2. Create the Reset password page (Step 3 in the previous image).
Again, this can be a regular WordPress page that includes the Reset password form shortcode.
The user will redirected to the page entered in the redirect_url attribute after resetting the password. In our case, this is the “My account” page.
Both shortcodes are available in the user interface. Simply click Fields and Views.
The Forgot password form inserts the [wpv-forgot-password-form] shortcode. Include this shortcode in the Lost Password page.
The Reset password form inserts the [wpv-reset-password-form] shortcode. Include this shortcode in the Reset Password page.
Now, when the Lost password and Reset password pages are ready, you can add the former to your layout as a regular WordPress link.
1. Open your Login form layout for editing.
2. Add a new row with a Visual Editor cell.
3. Add a regular link to the Lost password page.
4. Visit your My account page as a non-logged-in user to test the process of resetting the password.
Let’s include one more link to our Login form layout. This will be the link to the Create account page we created in Part 6, which allows new users to sign up for the site.
1. Open your Login form layout for editing.
2. Add a new row with the Visual Editor cell.
3. Enter the following text:
New user? Please register first.
4. Convert this text to a link to the Create account page.
5. Visit your My account page as a non-logged-in user to test the process of resetting the password.
To complete our My account page project, we offer one final suggestion.
Some pages apply only to visitors.
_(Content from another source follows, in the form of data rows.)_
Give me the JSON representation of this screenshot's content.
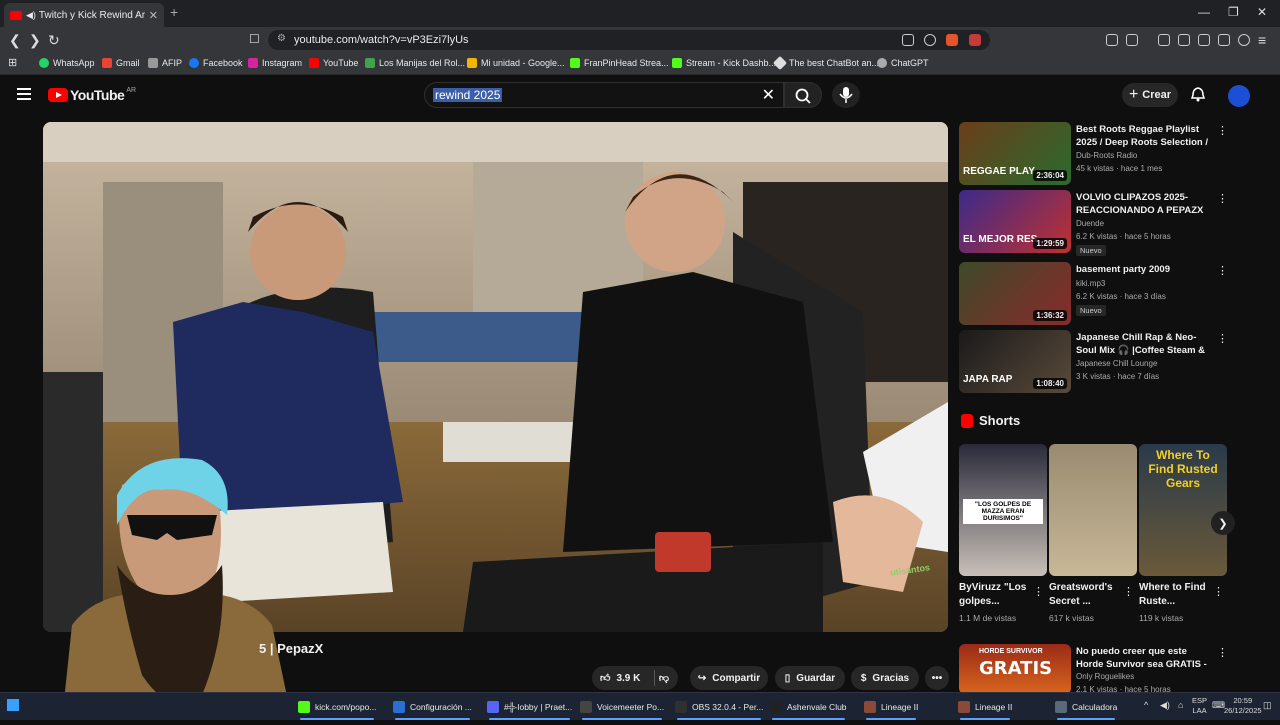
{
  "browser": {
    "tab_title": "Twitch y Kick Rewind Argentin",
    "url": "youtube.com/watch?v=vP3Ezi7lyUs",
    "bookmarks": [
      "WhatsApp",
      "Gmail",
      "AFIP",
      "Facebook",
      "Instagram",
      "YouTube",
      "Los Manijas del Rol...",
      "Mi unidad - Google...",
      "FranPinHead Strea...",
      "Stream - Kick Dashb...",
      "The best ChatBot an...",
      "ChatGPT"
    ]
  },
  "youtube": {
    "logo_text": "YouTube",
    "region": "AR",
    "search_query": "rewind 2025",
    "create_label": "Crear"
  },
  "video": {
    "title_fragment": "5 | PepazX",
    "likes": "3.9 K",
    "share_label": "Compartir",
    "save_label": "Guardar",
    "thanks_label": "Gracias",
    "overlay_text": "utisantos"
  },
  "recommendations": [
    {
      "title": "Best Roots Reggae Playlist 2025 / Deep Roots Selection / ...",
      "channel": "Dub-Roots Radio",
      "meta": "45 k vistas · hace 1 mes",
      "duration": "2:36:04",
      "badge": "",
      "thumb_text": "REGGAE PLAY",
      "colors": [
        "#6b3d1a",
        "#2a6b2e"
      ]
    },
    {
      "title": "VOLVIO CLIPAZOS 2025- REACCIONANDO A PEPAZX",
      "channel": "Duende",
      "meta": "6.2 K vistas · hace 5 horas",
      "duration": "1:29:59",
      "badge": "Nuevo",
      "thumb_text": "EL MEJOR RES",
      "colors": [
        "#3b2a8a",
        "#c03030"
      ]
    },
    {
      "title": "basement party 2009",
      "channel": "kiki.mp3",
      "meta": "6.2 K vistas · hace 3 días",
      "duration": "1:36:32",
      "badge": "Nuevo",
      "thumb_text": "",
      "colors": [
        "#3d4a2a",
        "#8a2a2a"
      ]
    },
    {
      "title": "Japanese Chill Rap & Neo-Soul Mix 🎧 |Coffee Steam & Gentl...",
      "channel": "Japanese Chill Lounge",
      "meta": "3 K vistas · hace 7 días",
      "duration": "1:08:40",
      "badge": "",
      "thumb_text": "JAPA RAP",
      "colors": [
        "#1a1a1a",
        "#5a4a3a"
      ]
    }
  ],
  "shorts": {
    "heading": "Shorts",
    "items": [
      {
        "title": "ByViruzz \"Los golpes...",
        "views": "1.1 M de vistas",
        "thumb_text": "\"LOS GOLPES DE MAZZA ERAN DURISIMOS\"",
        "colors": [
          "#2a2a3a",
          "#c8c0b8"
        ]
      },
      {
        "title": "Greatsword's Secret ...",
        "views": "617 k vistas",
        "thumb_text": "",
        "colors": [
          "#9a8a70",
          "#c8b898"
        ]
      },
      {
        "title": "Where to Find Ruste...",
        "views": "119 k vistas",
        "thumb_text": "Where To Find Rusted Gears",
        "colors": [
          "#2a3a4a",
          "#6a5a3a"
        ]
      }
    ]
  },
  "rec_bottom": {
    "title": "No puedo creer que este Horde Survivor sea GRATIS - Power ...",
    "channel": "Only Roguelikes",
    "meta": "2.1 K vistas · hace 5 horas",
    "thumb_text": "GRATIS",
    "thumb_label": "HORDE SURVIVOR"
  },
  "taskbar": {
    "items": [
      "kick.com/popo...",
      "Configuración ...",
      "#╬-lobby | Praet...",
      "Voicemeeter Po...",
      "OBS 32.0.4 - Per...",
      "Ashenvale Club",
      "Lineage II",
      "Lineage II",
      "Calculadora"
    ],
    "lang": "ESP",
    "lang2": "LAA",
    "time": "20:59",
    "date": "26/12/2025"
  }
}
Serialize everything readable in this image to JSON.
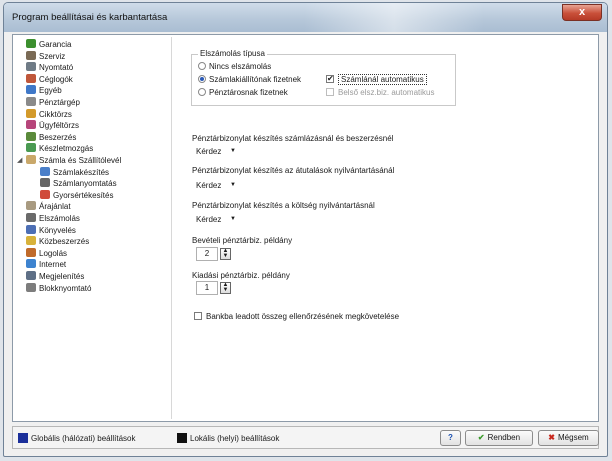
{
  "window": {
    "title": "Program beállításai és karbantartása",
    "close_label": "x"
  },
  "tree": [
    {
      "label": "Garancia",
      "icon": "guarantee-icon",
      "color": "#3c8f2e"
    },
    {
      "label": "Szerviz",
      "icon": "service-icon",
      "color": "#7a6a55"
    },
    {
      "label": "Nyomtató",
      "icon": "printer-icon",
      "color": "#6f7b86"
    },
    {
      "label": "Céglogók",
      "icon": "logo-icon",
      "color": "#c0573a"
    },
    {
      "label": "Egyéb",
      "icon": "misc-icon",
      "color": "#3f78c8"
    },
    {
      "label": "Pénztárgép",
      "icon": "cash-register-icon",
      "color": "#8a8a8a"
    },
    {
      "label": "Cikktörzs",
      "icon": "items-icon",
      "color": "#d39a2b"
    },
    {
      "label": "Ügyféltörzs",
      "icon": "customers-icon",
      "color": "#b6457a"
    },
    {
      "label": "Beszerzés",
      "icon": "purchase-icon",
      "color": "#5a8a3a"
    },
    {
      "label": "Készletmozgás",
      "icon": "stock-icon",
      "color": "#4a9a52"
    },
    {
      "label": "Számla és Szállítólevél",
      "icon": "invoice-icon",
      "color": "#c9a86a",
      "expanded": true
    },
    {
      "label": "Számlakészítés",
      "icon": "invoice-create-icon",
      "color": "#4a7fc9",
      "child": true
    },
    {
      "label": "Számlanyomtatás",
      "icon": "invoice-print-icon",
      "color": "#666666",
      "child": true
    },
    {
      "label": "Gyorsértékesítés",
      "icon": "quick-sale-icon",
      "color": "#d04a3a",
      "child": true
    },
    {
      "label": "Árajánlat",
      "icon": "quote-icon",
      "color": "#a89a80"
    },
    {
      "label": "Elszámolás",
      "icon": "settlement-icon",
      "color": "#6a6a6a"
    },
    {
      "label": "Könyvelés",
      "icon": "accounting-icon",
      "color": "#4d6fb5"
    },
    {
      "label": "Közbeszerzés",
      "icon": "procurement-icon",
      "color": "#d8b23a"
    },
    {
      "label": "Logolás",
      "icon": "logging-icon",
      "color": "#c06a2a"
    },
    {
      "label": "Internet",
      "icon": "internet-icon",
      "color": "#3d83cf"
    },
    {
      "label": "Megjelenítés",
      "icon": "display-icon",
      "color": "#5e6f86"
    },
    {
      "label": "Blokknyomtató",
      "icon": "receipt-printer-icon",
      "color": "#7d7d7d"
    }
  ],
  "settlement": {
    "legend": "Elszámolás típusa",
    "options": [
      {
        "label": "Nincs elszámolás",
        "selected": false
      },
      {
        "label": "Számlakiállítónak fizetnek",
        "selected": true
      },
      {
        "label": "Pénztárosnak fizetnek",
        "selected": false
      }
    ],
    "auto_invoice_label": "Számlánál automatikus",
    "auto_invoice_checked": true,
    "internal_auto_label": "Belső elsz.biz. automatikus",
    "internal_auto_checked": false
  },
  "receipt_settings": [
    {
      "label": "Pénztárbizonylat készítés számlázásnál és beszerzésnél",
      "value": "Kérdez"
    },
    {
      "label": "Pénztárbizonylat készítés az átutalások nyilvántartásánál",
      "value": "Kérdez"
    },
    {
      "label": "Pénztárbizonylat készítés a költség nyilvántartásnál",
      "value": "Kérdez"
    }
  ],
  "incoming_copies": {
    "label": "Bevételi pénztárbiz. példány",
    "value": "2"
  },
  "outgoing_copies": {
    "label": "Kiadási pénztárbiz. példány",
    "value": "1"
  },
  "bank_check": {
    "label": "Bankba leadott összeg ellenőrzésének megkövetelése",
    "checked": false
  },
  "footer": {
    "global_label": "Globális (hálózati) beállítások",
    "global_color": "#1b2f9a",
    "local_label": "Lokális (helyi) beállítások",
    "local_color": "#111111",
    "help_label": "?",
    "ok_label": "Rendben",
    "cancel_label": "Mégsem"
  }
}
Our training sites include the following pages:
It’s best to hide these pages from all logged-in users, thus making them available only for guests.
To accomplish this, create a new Post Group that groups these pages. Check the group so that it is available for Guest users only. Please refer to the screenshot that follows.
Feel free to create a new layout that will display for other users. In our demo site, we called this layout “For guest only” that included the following content:
Please note that when you are hiding pages from some users by using Post Groups, they will automatically disappear from your navigation.
Compare the menus for non-logged-in and logged-in users shown as follows:
- Using Toolset, you can build the My account page with different content displayed for logged-in and non-logged-in users.
- To restrict certain pages only to privileged users, use the Post Group feature of Toolset Access.
- Hiding/showing pages with the Post Group feature will be automatically reflected in the appearance of these pages in your navigation.
- You can design a dedicated layout that will be displayed for unprivileged users instead of the default 404 error page.
- Toolset provides some helpful shortcodes to fully customize the My account/login page:
- Use the User login, First name, and Last name shortcodes to display information about users currently logged-in.
- Use the Logout link shortcode to include a link that will log out a user and redirect him or her to another page.
- Use the Login Form shortcode to display a login form.
- Use the Forgot Password Form and the Reset Password Form shortcodes to create the Lost Password and Reset password pages.
Go to the CRED Course Support page and leave your comment. Agnes, the author of the course will be happy to help you.
In the next tutorial, we will build a frontend form for editing user profiles.